• FOOD. Hampton Creek has registered its own in-house lobbyist, former Department of Agriculture official Tina May. The food giant Unilever sued the San Francisco-based Hampton Creek, alleging false advertising because the company’s Just Mayo does not contain eggs, a required ingredient in mayonnaise, according to the Food and Drug Administration (FDA). Unilever ultimately dropped the suit, and the FDA told Hampton Creek to make changes to its label. According to lobbying forms, the company — which is coming out with more vegan products — is lobbying on “general agriculture-related issues, including beginning farmers, credit, conservation, crop insurance, and FDA-related issues.”
• ENERGY. Two solar energy companies have found help on K Street, with SolarCity and Sunrun hiring the bipartisan firm West Front Strategies. It will be helping the companies navigate the evolving legislative and regulatory landscape around solar power. Lobbyists on the accounts include a former aide to Senate Majority Leader Mitch McConnellMitch McConnellDems gain upper hand on budget Overnight Finance: Senate rejects funding bill as shutdown looms | Labor Dept. to probe Wells Fargo | Fed to ease stress test rules for small banks Overnight Energy: Judges scrutinize Obama climate rule MORE (R-Ky.), Malloy McDaniels; a former George W. Bush administration official, Ashley Davis; and Cindy Brown, former chief of staff to Rep. Ron KindRon KindHouse Democrat expects support to grow for Pacific trade deal Hatch: TPP deal can get done in lame-duck session Facing the future on trade: Democrats must reject anti-trade obstructionism MORE (D-Wis.).

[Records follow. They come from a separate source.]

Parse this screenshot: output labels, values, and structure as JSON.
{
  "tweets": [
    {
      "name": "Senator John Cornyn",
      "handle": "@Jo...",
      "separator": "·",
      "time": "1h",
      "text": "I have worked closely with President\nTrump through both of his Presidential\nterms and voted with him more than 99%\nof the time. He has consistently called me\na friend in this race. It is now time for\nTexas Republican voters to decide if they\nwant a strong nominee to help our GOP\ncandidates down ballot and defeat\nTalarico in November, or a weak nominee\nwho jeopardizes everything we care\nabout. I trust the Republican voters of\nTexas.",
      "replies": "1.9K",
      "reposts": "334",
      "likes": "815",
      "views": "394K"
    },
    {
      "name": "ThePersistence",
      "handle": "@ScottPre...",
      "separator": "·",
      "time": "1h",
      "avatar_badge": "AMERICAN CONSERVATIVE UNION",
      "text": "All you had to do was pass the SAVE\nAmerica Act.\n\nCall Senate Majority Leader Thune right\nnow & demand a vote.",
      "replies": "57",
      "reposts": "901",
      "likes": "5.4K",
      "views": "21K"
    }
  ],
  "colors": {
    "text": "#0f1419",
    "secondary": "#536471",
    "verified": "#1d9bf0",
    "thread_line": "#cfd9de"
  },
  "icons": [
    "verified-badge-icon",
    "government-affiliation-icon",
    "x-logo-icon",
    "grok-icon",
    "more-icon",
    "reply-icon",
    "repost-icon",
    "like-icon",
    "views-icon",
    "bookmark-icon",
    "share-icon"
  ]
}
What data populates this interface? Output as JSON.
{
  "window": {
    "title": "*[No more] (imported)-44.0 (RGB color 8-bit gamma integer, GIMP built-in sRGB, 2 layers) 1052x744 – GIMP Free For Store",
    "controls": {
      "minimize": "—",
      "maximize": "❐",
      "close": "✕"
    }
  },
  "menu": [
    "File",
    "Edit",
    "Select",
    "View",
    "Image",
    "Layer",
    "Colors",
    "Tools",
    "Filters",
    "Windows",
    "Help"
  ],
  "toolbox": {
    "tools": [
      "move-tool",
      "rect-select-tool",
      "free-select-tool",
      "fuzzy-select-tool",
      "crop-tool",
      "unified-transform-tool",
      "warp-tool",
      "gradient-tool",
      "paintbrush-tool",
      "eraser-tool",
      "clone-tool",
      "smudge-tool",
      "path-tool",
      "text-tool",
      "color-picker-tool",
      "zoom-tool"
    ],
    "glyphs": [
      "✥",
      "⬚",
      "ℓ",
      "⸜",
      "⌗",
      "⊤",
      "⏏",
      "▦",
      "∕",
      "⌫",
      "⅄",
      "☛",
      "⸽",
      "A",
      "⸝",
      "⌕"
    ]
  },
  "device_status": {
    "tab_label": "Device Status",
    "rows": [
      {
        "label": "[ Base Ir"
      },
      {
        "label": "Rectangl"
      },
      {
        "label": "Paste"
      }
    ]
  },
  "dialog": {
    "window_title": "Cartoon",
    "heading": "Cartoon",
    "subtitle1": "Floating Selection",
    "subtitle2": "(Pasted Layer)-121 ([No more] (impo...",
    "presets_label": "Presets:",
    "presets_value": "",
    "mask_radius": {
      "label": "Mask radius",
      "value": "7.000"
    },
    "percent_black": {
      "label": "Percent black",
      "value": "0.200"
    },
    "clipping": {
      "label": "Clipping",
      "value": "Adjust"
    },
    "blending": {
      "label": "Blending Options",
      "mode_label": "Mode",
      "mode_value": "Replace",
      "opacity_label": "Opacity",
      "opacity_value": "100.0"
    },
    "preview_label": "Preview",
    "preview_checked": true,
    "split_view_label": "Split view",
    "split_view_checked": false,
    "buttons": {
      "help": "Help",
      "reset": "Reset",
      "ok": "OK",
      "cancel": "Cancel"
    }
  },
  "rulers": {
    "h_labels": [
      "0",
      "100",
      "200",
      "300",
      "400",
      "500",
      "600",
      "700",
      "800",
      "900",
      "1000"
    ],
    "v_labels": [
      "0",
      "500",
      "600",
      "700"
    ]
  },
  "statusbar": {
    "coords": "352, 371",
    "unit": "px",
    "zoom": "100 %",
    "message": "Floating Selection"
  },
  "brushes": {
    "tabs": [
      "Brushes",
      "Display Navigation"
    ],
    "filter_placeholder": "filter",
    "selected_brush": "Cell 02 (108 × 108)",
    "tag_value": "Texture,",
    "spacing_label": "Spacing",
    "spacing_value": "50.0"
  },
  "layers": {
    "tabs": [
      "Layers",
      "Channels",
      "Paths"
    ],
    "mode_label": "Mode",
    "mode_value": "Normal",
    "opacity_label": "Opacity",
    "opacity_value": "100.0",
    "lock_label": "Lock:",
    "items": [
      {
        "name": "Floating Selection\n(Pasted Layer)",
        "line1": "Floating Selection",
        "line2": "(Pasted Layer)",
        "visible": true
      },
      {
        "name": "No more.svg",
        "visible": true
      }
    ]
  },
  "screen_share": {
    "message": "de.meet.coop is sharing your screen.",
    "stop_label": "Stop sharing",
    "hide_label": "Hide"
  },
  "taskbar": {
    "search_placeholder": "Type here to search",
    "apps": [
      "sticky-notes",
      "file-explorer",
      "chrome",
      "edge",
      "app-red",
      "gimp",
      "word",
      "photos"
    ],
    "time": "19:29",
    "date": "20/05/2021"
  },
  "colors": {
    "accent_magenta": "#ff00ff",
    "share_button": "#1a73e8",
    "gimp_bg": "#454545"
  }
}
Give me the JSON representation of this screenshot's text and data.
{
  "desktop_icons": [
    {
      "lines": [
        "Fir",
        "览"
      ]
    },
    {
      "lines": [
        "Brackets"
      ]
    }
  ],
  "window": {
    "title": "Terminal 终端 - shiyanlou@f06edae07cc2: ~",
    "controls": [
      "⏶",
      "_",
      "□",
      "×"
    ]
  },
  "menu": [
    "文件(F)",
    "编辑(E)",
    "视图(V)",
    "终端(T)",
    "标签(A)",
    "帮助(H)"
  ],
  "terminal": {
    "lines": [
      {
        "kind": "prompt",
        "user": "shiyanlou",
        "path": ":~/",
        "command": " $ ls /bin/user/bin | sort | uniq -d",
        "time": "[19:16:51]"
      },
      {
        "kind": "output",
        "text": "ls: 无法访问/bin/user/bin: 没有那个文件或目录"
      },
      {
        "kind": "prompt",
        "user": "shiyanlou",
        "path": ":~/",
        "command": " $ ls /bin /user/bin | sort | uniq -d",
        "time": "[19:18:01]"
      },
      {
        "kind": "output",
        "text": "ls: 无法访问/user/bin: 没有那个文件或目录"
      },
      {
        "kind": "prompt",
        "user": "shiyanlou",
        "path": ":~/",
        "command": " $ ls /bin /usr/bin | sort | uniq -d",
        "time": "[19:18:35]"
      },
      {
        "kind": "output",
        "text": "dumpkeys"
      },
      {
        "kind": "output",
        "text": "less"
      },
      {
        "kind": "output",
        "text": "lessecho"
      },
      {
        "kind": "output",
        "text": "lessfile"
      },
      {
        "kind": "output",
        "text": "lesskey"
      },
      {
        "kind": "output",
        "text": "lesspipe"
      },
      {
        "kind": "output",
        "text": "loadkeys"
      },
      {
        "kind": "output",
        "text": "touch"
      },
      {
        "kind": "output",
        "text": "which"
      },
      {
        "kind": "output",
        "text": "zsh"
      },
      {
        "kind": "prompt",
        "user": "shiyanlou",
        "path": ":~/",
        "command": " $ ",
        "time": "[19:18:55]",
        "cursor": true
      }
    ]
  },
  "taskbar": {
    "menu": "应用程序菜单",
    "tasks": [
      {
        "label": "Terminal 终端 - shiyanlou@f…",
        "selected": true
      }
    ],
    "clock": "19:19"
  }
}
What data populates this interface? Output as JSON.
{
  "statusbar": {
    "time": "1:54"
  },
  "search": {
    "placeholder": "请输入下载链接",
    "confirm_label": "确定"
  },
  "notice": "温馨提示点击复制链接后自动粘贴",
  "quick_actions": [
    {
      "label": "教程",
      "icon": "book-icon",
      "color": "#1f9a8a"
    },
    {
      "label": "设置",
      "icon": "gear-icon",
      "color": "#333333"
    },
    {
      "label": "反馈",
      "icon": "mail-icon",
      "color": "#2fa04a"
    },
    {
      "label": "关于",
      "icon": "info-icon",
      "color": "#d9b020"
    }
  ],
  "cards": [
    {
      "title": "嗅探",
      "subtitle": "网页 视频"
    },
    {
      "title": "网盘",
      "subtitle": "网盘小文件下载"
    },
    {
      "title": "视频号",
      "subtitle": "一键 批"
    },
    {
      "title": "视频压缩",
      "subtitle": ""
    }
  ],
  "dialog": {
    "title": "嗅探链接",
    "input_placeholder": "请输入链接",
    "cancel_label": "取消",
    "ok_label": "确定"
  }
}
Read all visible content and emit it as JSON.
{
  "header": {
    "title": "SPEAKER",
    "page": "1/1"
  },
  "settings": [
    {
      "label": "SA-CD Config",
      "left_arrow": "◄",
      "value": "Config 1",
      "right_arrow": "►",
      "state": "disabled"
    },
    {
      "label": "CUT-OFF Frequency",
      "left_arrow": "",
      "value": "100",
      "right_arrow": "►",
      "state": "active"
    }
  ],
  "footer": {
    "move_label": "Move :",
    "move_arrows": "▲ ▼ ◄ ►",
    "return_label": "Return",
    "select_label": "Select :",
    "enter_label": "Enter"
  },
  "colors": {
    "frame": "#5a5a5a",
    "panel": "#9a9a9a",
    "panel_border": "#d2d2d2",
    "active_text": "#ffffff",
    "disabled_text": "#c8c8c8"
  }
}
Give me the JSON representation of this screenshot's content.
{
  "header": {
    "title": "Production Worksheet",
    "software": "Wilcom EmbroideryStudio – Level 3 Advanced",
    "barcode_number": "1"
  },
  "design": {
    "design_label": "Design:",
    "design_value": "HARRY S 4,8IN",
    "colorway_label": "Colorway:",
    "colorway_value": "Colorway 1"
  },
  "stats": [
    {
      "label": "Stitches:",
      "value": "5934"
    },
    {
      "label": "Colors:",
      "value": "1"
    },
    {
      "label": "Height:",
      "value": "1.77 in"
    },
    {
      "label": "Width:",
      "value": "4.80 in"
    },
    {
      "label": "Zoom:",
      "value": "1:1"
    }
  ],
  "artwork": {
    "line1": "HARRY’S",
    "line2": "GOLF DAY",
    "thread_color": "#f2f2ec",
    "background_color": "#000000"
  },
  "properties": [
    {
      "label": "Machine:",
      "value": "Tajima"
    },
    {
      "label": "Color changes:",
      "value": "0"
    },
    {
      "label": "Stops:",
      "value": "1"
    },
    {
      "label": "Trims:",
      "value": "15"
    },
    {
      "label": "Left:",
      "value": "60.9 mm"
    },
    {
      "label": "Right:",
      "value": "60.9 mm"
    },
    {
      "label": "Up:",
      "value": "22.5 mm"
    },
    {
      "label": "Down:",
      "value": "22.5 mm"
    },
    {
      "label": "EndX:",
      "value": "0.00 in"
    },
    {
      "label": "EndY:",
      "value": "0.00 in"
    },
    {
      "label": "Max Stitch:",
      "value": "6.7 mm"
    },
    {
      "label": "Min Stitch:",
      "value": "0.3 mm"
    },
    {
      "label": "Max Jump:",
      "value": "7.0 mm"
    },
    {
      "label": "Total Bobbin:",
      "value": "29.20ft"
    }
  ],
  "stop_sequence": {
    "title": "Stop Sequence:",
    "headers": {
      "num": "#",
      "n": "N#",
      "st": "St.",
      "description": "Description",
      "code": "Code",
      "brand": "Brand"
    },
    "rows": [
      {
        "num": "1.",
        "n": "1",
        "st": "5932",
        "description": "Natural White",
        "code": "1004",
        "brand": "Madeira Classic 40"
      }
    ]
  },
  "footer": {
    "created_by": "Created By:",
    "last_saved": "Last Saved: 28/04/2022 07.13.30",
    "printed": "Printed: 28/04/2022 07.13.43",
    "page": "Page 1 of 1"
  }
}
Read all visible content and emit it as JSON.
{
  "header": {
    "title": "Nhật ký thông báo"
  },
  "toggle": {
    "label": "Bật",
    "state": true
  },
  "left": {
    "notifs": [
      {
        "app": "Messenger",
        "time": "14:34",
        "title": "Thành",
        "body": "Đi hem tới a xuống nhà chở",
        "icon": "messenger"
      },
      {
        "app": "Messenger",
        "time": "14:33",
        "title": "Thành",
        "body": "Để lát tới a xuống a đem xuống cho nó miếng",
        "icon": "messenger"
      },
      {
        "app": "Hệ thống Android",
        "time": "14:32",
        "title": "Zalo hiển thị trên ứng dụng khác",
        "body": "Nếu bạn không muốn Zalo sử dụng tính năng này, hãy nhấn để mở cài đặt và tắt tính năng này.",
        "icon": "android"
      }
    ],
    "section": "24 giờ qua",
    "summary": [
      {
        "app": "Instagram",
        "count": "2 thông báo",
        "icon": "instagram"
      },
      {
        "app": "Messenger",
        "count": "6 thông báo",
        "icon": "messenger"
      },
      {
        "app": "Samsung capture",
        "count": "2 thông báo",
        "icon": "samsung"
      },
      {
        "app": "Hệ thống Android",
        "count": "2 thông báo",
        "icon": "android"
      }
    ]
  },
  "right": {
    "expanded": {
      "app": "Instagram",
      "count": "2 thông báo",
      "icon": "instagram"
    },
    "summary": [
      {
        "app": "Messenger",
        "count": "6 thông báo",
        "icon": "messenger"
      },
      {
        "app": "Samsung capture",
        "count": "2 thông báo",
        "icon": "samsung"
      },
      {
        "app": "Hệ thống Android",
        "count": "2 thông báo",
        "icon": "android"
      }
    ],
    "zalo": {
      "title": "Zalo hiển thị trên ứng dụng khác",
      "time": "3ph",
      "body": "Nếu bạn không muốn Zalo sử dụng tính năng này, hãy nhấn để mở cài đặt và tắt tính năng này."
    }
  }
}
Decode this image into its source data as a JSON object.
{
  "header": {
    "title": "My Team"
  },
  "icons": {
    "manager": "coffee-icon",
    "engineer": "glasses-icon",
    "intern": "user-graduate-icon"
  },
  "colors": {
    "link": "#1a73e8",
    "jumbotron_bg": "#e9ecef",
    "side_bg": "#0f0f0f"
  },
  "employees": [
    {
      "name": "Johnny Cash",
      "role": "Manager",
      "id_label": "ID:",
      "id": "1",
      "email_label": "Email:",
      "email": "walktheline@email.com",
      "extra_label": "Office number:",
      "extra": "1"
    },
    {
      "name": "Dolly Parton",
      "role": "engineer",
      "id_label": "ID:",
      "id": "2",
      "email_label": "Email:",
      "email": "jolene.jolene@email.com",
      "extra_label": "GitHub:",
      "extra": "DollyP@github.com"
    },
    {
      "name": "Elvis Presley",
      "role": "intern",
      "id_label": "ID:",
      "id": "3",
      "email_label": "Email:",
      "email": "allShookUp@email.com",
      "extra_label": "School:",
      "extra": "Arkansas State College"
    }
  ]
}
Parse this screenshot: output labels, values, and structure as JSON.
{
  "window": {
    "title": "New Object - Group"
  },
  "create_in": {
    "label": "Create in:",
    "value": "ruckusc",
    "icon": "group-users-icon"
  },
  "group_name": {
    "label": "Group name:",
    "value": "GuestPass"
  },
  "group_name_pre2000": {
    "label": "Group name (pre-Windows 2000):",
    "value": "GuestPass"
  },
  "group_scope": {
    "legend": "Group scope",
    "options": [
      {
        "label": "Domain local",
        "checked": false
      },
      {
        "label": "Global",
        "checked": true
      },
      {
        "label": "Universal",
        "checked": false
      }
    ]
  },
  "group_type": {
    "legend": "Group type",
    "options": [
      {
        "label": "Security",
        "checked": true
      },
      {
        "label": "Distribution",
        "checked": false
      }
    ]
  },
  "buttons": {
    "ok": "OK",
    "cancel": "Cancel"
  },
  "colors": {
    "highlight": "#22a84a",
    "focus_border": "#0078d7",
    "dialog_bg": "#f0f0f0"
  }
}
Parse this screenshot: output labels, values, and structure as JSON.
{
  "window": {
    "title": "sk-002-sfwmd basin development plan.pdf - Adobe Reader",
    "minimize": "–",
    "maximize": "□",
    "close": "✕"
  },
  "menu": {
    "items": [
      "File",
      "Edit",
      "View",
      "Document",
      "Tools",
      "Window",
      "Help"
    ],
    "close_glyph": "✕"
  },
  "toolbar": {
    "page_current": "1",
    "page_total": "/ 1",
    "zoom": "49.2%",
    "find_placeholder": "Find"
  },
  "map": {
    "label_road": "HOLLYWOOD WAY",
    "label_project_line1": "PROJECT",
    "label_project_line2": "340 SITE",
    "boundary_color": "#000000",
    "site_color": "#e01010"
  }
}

• TRAVEL. The American Hotel & Lodging Association (AH&LA) is beefing up its lobbying presence amid a battle with travel booking websites. It recently hired Van Scoyoc Associates and Peck Madigan Jones, bringing its lobbying roster to five firms. It is working to add new regulations for online reservations, fighting against what it calls “deceptive” third-party sites that allegedly scam travelers by providing a worthless reservation or unspecified charges. The Travel Technology Association, which represents many booking sites, has called AH&LA-supported legislation “a solution in search of a problem.”